● Your task
Omit the images. Copy each entry word for word.

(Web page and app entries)
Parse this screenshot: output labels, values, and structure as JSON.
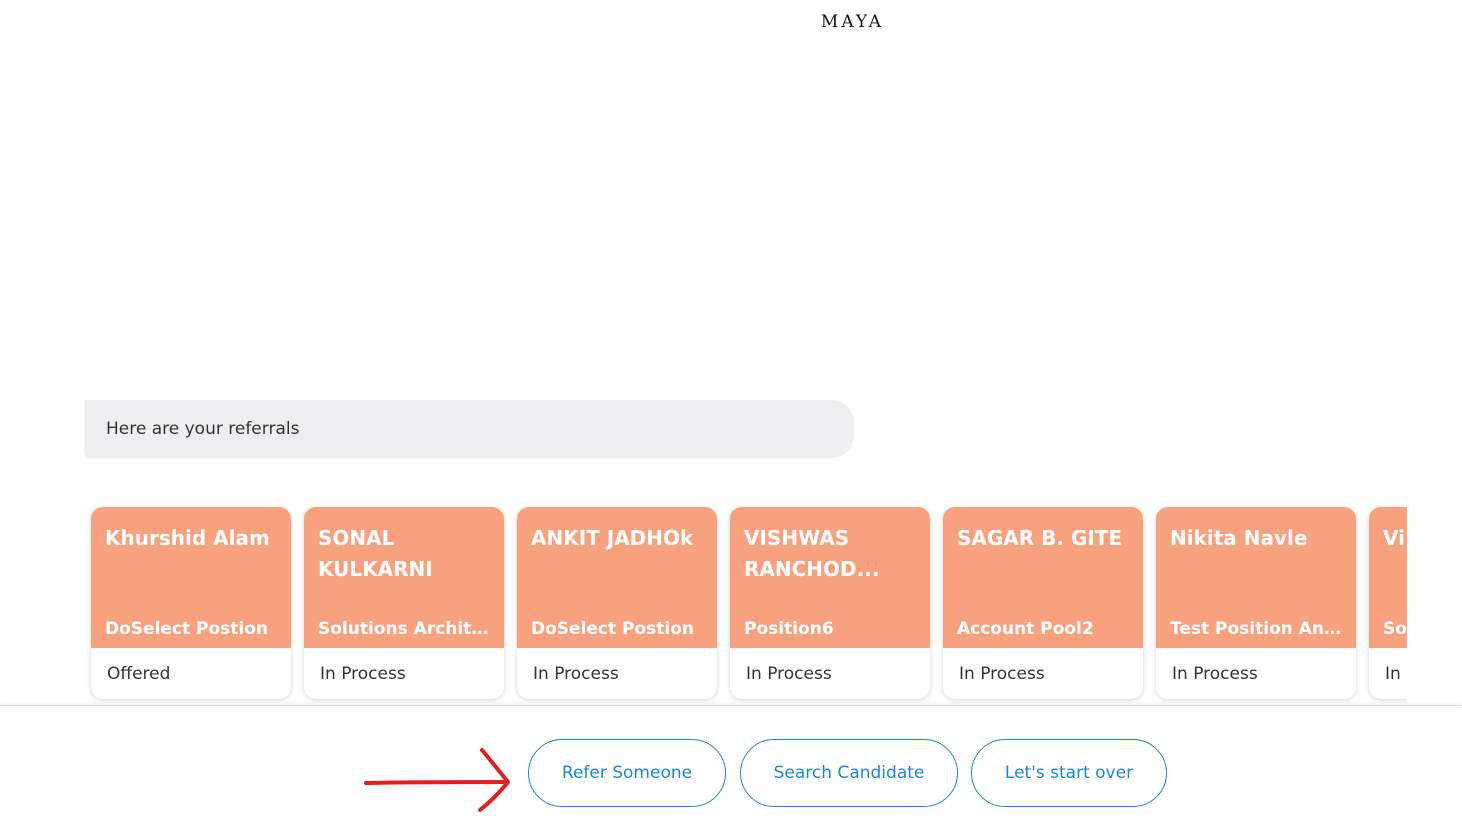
{
  "header": {
    "brand": "MAYA"
  },
  "chat": {
    "message": "Here are your referrals"
  },
  "referrals": [
    {
      "name": "Khurshid Alam",
      "position": "DoSelect Postion",
      "status": "Offered"
    },
    {
      "name": "SONAL KULKARNI",
      "position": "Solutions Architec...",
      "status": "In Process"
    },
    {
      "name": "ANKIT JADHOk",
      "position": "DoSelect Postion",
      "status": "In Process"
    },
    {
      "name": "VISHWAS RANCHOD...",
      "position": "Position6",
      "status": "In Process"
    },
    {
      "name": "SAGAR B. GITE",
      "position": "Account Pool2",
      "status": "In Process"
    },
    {
      "name": "Nikita Navle",
      "position": "Test Position Anni...",
      "status": "In Process"
    },
    {
      "name": "Vi",
      "position": "So",
      "status": "In"
    }
  ],
  "actions": {
    "refer": "Refer Someone",
    "search": "Search Candidate",
    "restart": "Let's start over"
  },
  "colors": {
    "card_accent": "#f8a17e",
    "button_blue": "#1a87d6",
    "annotation_arrow": "#e02020"
  },
  "annotation": {
    "icon": "red-arrow-right-icon"
  }
}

● Response area
Parse this screenshot: output labels, values, and structure as JSON.
{
  "header": {
    "brand": "MAYA"
  },
  "chat": {
    "message": "Here are your referrals"
  },
  "referrals": [
    {
      "name": "Khurshid Alam",
      "position": "DoSelect Postion",
      "status": "Offered"
    },
    {
      "name": "SONAL KULKARNI",
      "position": "Solutions Architec...",
      "status": "In Process"
    },
    {
      "name": "ANKIT JADHOk",
      "position": "DoSelect Postion",
      "status": "In Process"
    },
    {
      "name": "VISHWAS RANCHOD...",
      "position": "Position6",
      "status": "In Process"
    },
    {
      "name": "SAGAR B. GITE",
      "position": "Account Pool2",
      "status": "In Process"
    },
    {
      "name": "Nikita Navle",
      "position": "Test Position Anni...",
      "status": "In Process"
    },
    {
      "name": "Vi",
      "position": "So",
      "status": "In"
    }
  ],
  "actions": {
    "refer": "Refer Someone",
    "search": "Search Candidate",
    "restart": "Let's start over"
  },
  "colors": {
    "card_accent": "#f8a17e",
    "button_blue": "#1a87d6",
    "annotation_arrow": "#e02020"
  },
  "annotation": {
    "icon": "red-arrow-right-icon"
  }
}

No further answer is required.